## [Task]
Which lines of the records below contain the word "const"? Show each one.
Data listing: Begin
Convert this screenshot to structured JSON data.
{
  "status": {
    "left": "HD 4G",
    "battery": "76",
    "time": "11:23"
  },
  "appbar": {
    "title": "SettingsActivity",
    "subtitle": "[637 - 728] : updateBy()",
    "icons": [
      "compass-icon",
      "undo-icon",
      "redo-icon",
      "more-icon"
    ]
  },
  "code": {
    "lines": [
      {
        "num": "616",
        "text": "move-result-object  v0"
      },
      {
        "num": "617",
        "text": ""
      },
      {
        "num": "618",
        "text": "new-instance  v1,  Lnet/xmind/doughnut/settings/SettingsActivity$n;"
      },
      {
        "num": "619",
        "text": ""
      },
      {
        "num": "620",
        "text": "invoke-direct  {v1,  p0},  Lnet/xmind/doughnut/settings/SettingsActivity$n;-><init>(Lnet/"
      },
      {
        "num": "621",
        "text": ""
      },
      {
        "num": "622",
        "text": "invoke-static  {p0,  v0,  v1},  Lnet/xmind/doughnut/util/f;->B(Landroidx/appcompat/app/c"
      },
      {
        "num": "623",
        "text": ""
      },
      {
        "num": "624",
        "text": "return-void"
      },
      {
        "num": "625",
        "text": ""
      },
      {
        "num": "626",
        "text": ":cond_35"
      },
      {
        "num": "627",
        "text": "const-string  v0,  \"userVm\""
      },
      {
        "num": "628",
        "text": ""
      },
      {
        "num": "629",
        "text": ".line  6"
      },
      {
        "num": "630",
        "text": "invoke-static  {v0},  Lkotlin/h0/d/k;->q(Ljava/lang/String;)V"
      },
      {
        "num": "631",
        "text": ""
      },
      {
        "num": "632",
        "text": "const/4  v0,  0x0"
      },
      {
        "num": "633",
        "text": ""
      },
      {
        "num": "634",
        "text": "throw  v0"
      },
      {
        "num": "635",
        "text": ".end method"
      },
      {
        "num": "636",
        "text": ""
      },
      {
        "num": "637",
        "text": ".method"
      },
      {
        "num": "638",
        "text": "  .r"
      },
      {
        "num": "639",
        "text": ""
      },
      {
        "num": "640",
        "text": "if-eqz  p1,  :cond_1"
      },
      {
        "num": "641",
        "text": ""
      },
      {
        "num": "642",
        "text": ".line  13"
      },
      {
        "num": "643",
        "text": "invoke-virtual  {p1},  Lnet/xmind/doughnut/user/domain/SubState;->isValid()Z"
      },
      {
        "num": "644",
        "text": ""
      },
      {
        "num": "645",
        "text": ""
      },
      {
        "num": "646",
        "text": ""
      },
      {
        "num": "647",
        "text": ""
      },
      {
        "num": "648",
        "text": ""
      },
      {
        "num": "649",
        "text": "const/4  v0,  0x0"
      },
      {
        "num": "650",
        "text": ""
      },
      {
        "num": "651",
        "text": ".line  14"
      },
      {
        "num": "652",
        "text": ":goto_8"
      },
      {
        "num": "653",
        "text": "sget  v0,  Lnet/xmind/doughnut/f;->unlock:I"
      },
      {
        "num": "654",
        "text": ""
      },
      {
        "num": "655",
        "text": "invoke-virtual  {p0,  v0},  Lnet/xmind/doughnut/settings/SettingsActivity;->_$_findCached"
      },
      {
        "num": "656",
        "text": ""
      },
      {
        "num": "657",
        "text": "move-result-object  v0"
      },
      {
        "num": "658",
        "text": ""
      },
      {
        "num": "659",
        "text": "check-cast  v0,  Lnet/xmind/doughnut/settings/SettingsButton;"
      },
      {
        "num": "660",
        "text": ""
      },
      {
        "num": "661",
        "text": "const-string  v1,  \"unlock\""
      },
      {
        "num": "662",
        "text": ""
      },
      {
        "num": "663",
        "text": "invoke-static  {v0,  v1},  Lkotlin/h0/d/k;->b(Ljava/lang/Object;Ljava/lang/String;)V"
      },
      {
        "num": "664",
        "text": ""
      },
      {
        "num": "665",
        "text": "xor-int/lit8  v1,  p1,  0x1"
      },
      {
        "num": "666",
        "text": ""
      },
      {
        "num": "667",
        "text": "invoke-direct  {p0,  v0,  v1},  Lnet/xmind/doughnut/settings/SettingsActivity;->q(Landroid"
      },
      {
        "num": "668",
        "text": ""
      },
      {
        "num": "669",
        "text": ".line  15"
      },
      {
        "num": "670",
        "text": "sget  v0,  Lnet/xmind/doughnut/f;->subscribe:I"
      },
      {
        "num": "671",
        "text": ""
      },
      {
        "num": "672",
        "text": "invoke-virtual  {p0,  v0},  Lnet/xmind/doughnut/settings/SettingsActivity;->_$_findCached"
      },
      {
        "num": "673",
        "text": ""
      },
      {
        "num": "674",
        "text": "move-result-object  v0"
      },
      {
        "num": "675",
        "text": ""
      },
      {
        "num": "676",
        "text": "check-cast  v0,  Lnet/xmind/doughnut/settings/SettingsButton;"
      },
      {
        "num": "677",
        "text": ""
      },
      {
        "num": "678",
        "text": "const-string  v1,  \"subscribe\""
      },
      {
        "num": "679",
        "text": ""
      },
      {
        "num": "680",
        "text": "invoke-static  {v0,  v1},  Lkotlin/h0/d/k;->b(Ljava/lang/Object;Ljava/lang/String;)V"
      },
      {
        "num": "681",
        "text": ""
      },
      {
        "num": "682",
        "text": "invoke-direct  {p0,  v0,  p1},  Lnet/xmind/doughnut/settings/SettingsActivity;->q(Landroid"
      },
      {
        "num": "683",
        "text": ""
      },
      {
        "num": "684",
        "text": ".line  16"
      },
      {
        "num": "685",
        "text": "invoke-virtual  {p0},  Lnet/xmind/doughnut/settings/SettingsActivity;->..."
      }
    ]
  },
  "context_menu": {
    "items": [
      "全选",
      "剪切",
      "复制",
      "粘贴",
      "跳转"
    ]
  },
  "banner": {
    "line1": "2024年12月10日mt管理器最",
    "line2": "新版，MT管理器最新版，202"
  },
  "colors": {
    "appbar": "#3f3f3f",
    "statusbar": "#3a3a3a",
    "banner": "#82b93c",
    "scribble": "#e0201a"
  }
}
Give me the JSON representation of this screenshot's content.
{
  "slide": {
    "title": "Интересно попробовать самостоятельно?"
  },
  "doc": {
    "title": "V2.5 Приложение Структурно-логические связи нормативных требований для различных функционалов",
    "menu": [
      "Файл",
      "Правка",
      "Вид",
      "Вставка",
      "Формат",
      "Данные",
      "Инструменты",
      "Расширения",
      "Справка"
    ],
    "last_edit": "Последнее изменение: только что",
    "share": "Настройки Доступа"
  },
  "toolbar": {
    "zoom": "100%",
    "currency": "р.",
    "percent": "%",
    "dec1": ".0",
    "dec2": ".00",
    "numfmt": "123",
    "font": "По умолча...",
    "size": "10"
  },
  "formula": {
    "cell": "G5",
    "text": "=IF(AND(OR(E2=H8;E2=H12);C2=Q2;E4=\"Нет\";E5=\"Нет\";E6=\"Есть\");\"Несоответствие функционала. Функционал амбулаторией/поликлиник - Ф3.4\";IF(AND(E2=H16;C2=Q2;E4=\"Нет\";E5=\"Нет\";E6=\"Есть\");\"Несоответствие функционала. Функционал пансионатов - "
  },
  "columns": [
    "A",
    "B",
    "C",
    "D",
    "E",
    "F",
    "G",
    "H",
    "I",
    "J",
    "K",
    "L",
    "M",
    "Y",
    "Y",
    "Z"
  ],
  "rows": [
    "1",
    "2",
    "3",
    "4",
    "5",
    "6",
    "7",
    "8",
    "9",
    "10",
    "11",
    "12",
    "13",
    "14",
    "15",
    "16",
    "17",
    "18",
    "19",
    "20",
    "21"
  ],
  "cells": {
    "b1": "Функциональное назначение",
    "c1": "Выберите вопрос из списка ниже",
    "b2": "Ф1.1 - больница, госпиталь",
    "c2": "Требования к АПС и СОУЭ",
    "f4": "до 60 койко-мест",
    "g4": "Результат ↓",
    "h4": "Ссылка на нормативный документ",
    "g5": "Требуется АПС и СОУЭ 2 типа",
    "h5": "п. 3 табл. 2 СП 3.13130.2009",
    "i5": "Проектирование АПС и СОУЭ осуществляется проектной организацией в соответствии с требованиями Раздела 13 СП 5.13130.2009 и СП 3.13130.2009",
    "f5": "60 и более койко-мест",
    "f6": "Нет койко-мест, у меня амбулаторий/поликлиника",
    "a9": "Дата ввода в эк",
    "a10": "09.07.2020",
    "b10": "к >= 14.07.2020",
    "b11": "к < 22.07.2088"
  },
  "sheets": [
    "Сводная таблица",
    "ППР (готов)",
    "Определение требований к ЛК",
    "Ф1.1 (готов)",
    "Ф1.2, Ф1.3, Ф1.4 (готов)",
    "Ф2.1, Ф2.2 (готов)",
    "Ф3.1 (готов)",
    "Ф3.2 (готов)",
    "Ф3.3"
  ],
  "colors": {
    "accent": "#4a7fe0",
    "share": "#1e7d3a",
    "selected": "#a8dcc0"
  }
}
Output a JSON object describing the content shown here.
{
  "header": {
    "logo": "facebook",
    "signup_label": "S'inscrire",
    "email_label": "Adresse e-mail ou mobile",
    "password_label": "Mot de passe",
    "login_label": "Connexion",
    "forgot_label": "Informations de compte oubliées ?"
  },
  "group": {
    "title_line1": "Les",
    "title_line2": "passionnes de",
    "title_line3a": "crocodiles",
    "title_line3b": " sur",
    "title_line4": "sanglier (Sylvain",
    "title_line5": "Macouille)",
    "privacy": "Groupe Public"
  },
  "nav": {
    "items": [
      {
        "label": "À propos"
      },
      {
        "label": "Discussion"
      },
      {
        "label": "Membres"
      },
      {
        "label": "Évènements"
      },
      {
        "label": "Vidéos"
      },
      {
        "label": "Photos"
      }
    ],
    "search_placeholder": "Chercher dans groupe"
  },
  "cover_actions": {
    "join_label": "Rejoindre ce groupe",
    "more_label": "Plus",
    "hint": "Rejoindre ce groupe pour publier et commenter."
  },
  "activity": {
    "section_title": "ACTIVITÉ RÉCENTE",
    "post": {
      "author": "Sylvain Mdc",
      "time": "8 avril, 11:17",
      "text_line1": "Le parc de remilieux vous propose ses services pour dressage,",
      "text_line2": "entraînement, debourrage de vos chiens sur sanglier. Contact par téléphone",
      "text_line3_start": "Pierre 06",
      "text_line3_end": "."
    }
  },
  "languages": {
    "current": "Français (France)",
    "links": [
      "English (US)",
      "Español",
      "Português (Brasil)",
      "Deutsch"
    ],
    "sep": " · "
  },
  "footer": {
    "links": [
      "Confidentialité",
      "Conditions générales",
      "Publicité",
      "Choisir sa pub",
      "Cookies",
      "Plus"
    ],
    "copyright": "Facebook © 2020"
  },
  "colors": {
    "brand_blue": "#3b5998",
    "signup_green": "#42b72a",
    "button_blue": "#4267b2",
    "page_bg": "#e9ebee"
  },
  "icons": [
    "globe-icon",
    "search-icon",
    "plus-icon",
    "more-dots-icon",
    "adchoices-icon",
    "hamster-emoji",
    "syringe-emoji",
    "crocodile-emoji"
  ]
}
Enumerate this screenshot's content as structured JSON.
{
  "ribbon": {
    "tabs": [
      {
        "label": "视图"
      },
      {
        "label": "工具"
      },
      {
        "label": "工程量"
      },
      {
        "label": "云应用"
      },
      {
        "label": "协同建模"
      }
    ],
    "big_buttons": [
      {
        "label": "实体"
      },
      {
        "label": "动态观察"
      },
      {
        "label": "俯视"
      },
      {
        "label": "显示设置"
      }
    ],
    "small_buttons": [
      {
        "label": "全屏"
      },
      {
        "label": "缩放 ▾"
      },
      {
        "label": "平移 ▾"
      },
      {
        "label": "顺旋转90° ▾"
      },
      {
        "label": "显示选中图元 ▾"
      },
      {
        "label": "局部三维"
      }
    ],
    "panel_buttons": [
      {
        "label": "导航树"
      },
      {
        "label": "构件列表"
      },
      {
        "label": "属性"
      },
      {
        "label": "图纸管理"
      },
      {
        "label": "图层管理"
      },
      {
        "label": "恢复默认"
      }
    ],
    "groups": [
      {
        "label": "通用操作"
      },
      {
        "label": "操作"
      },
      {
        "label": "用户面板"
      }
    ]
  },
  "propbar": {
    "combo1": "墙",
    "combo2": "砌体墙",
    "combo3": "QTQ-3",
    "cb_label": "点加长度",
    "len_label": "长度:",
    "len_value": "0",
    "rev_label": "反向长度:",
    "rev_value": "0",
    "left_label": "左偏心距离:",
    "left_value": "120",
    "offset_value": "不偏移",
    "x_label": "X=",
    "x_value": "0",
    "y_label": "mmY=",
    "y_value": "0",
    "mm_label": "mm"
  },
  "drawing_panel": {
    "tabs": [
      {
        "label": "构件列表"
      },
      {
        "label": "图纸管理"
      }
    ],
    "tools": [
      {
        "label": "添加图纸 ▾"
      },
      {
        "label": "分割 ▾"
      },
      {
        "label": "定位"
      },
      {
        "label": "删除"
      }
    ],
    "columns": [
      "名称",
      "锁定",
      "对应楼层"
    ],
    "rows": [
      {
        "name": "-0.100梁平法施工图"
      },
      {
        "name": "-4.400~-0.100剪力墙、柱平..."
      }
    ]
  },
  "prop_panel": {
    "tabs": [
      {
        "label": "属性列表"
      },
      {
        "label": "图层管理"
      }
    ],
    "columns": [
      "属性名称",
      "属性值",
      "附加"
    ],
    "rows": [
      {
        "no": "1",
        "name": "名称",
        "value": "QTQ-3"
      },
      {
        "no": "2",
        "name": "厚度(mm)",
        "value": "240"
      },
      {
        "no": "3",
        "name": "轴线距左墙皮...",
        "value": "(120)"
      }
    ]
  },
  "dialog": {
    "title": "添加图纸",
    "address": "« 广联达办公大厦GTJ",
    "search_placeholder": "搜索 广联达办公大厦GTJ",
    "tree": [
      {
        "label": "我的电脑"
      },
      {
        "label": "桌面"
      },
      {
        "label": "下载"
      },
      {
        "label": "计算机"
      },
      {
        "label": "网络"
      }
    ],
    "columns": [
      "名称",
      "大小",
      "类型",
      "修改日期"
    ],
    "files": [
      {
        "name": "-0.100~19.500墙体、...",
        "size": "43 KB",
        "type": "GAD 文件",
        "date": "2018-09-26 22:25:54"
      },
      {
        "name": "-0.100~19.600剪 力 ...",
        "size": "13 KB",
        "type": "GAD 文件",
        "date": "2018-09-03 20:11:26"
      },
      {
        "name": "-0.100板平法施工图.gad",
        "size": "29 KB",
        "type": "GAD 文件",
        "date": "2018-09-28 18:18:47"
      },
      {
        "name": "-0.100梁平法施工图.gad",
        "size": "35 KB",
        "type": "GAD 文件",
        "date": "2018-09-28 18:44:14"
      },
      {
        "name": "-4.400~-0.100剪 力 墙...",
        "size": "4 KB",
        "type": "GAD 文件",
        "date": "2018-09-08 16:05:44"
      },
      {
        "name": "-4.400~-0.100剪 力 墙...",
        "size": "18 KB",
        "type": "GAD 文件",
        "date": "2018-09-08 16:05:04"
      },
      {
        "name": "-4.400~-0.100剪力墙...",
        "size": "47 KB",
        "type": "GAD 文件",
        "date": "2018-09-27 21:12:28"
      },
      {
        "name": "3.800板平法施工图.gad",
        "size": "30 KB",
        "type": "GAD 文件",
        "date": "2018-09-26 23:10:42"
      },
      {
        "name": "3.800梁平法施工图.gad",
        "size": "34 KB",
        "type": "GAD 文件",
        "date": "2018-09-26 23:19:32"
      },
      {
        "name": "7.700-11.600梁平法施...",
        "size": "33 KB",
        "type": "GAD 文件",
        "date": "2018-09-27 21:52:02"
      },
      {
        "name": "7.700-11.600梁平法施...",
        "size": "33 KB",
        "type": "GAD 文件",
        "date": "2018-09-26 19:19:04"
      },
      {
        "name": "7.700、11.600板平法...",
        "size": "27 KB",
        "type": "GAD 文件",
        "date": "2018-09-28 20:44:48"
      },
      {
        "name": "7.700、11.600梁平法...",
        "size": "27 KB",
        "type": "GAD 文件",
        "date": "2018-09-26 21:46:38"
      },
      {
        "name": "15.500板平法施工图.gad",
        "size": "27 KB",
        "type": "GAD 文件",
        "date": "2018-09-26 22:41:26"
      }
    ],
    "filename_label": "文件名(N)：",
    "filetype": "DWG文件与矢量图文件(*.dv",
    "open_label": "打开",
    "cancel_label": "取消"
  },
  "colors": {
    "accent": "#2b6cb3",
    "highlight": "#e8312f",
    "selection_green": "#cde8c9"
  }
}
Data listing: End
## [Task result]
        "text": "const-string  v0,  \"userVm\""
        "text": "const/4  v0,  0x0"
        "text": "const/4  v0,  0x0"
        "text": "const-string  v1,  \"unlock\""
        "text": "const-string  v1,  \"subscribe\""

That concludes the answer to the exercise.